Cherkassky, who has had a long and distinguished career, played, not surprisingly, with wisdom and finesse; but it was surprising to find such similar skills displayed by 19-year-old Gil Shaham, the soloist in Mozart's Violin Concerto No. 3 in G, K. 216. One rarely hears the slow movement played with such roseate warmth or that simple nine-note phrase with such engaging delicacy.

Cherkassky and Shaham were featured in a virtuosic pre-concert recital. Shaham opened with two expertly realized Paganini "Caprices," and Cherkassky closed with Bach's "Italian" Concerto and Liszt's Hungarian Rhapsody No. 2 in C-sharp Minor. A fine foretaste of the wit and subtlety to come. -- Mark Carrington

Friday Night

All told, with concert and pre-concert taken together (and who would pass up a chance to hear pianist Misha Dichter play the last Schubert sonata before the main event?), Friday evening's Mostly Mozart experience, featuring the Manhattan-based festival orchestra, lasted three full hours.

This is by today's standards dauntingly long. Moreover, when the program consists of nothing but masterpieces, as it often does in this festival, the kind of sustained concentration required from both audience and performers is enormous.

So how do these players keep up everyone's interest? The good old-fashioned way, fortunately. Conductor Gerard Schwarz and his excellent, small orchestra invested all the music on this program with great energy right on through to the Mozart symphony (No. 34) that ended the evening. He is a thorough conductor, by the way, and responds lovingly to a score's many details. His excitement infects his players.

Clarinetist Richard Stoltzman's boyish charms made for a bubbly Mozart concerto, if not an especially deep one. Dichter, a true professional, communed with Schwarz in a brilliant, at times voluptuous, consistently stylish Beethoven First Piano Concerto. And this only a short time after his thoughtful, lyrically fluid account of the Schubert. -- Gordon Sparber

Wednesday Night

A famous advertisement for Rolls-Royce automobiles once claimed, "At 60 miles an hour, all you hear is the ticking of the clock." Wednesday night, the audience hearing Gerard Schwartz conduct the Mostly Mozart Festival Orchestra at the Kennedy Center Concert Hall was given an equivalent musical joyride.

Under Schwartz's direction this orchestral engine runs superbly on most every occasion, and this performance was no exception. Mozart's "Eine Kleine Nachtmusik," K. 525, glowed with a gracious light, as did the closing "Haffner" Symphony No. 35 in D, K. 385.

But flawless performances do not make great ones.
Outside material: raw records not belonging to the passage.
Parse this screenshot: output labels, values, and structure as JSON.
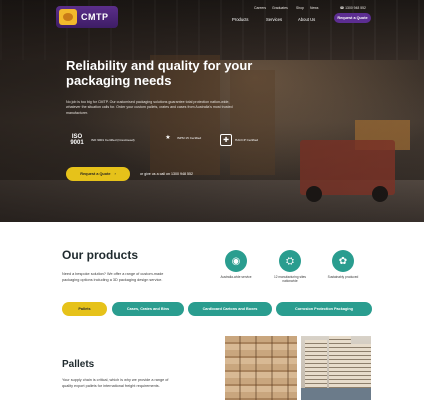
{
  "header": {
    "logo_text": "CMTP",
    "utility_links": [
      "Careers",
      "Graduates",
      "Shop",
      "News"
    ],
    "phone": "1300 948 552",
    "nav": [
      "Products",
      "Services",
      "About Us"
    ],
    "quote_button": "Request a Quote"
  },
  "hero": {
    "title": "Reliability and quality for your packaging needs",
    "text": "No job is too big for CMTP. Our customised packaging solutions guarantee total protection nation-wide, whatever the situation calls for. Order your custom pallets, crates and cases from Australia's most trusted manufacturer.",
    "certifications": [
      {
        "badge": "ISO 9001",
        "label": "ISO 9001 Certified (Crestmead)"
      },
      {
        "badge": "ISPM",
        "label": "ISPM 15 Certified"
      },
      {
        "badge": "HACCP",
        "label": "HACCP Certified"
      }
    ],
    "cta_label": "Request a Quote",
    "cta_arrow": "›",
    "phone_line": "or give us a call on 1300 948 552"
  },
  "products": {
    "title": "Our products",
    "text": "Need a bespoke solution? We offer a range of custom-made packaging options including a 3D packaging design service.",
    "features": [
      {
        "icon": "australia-icon",
        "label": "Australia-wide service"
      },
      {
        "icon": "factory-icon",
        "label": "12 manufacturing sites nationwide"
      },
      {
        "icon": "leaf-icon",
        "label": "Sustainably produced"
      }
    ],
    "tabs": [
      "Pallets",
      "Cases, Crates and Bins",
      "Cardboard Cartons and Boxes",
      "Corrosion Protection Packaging"
    ]
  },
  "pallets": {
    "title": "Pallets",
    "text": "Your supply chain is critical, which is why we provide a range of quality export pallets for international freight requirements."
  },
  "colors": {
    "purple": "#5c2d91",
    "yellow": "#e6c21a",
    "teal": "#2a9d8f"
  }
}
And last night both of those pieces lacked an earthiness and natural exuberance that no amount of fine detailing could replace.

Pleyel's Concerto for Flute and Orchestra, Ben. 106, played here by Jean-Pierre Rampal, was dispatched with equal glitter. But even Rampal's magnificent flourishes and cadenzas were insufficient to save this concerto from the obscurity it deserves.

Other performances were simply stunning. Anne-Marie McDermott, soloist in the Mozart Piano Concerto No. 25, K. 503, played with fluid grace throughout and with brilliance in the Allegretto. Rampal, in the pre-concert recital, caressed two Telemann fantasies as though they were the only pieces in the world. -- Mark Carrington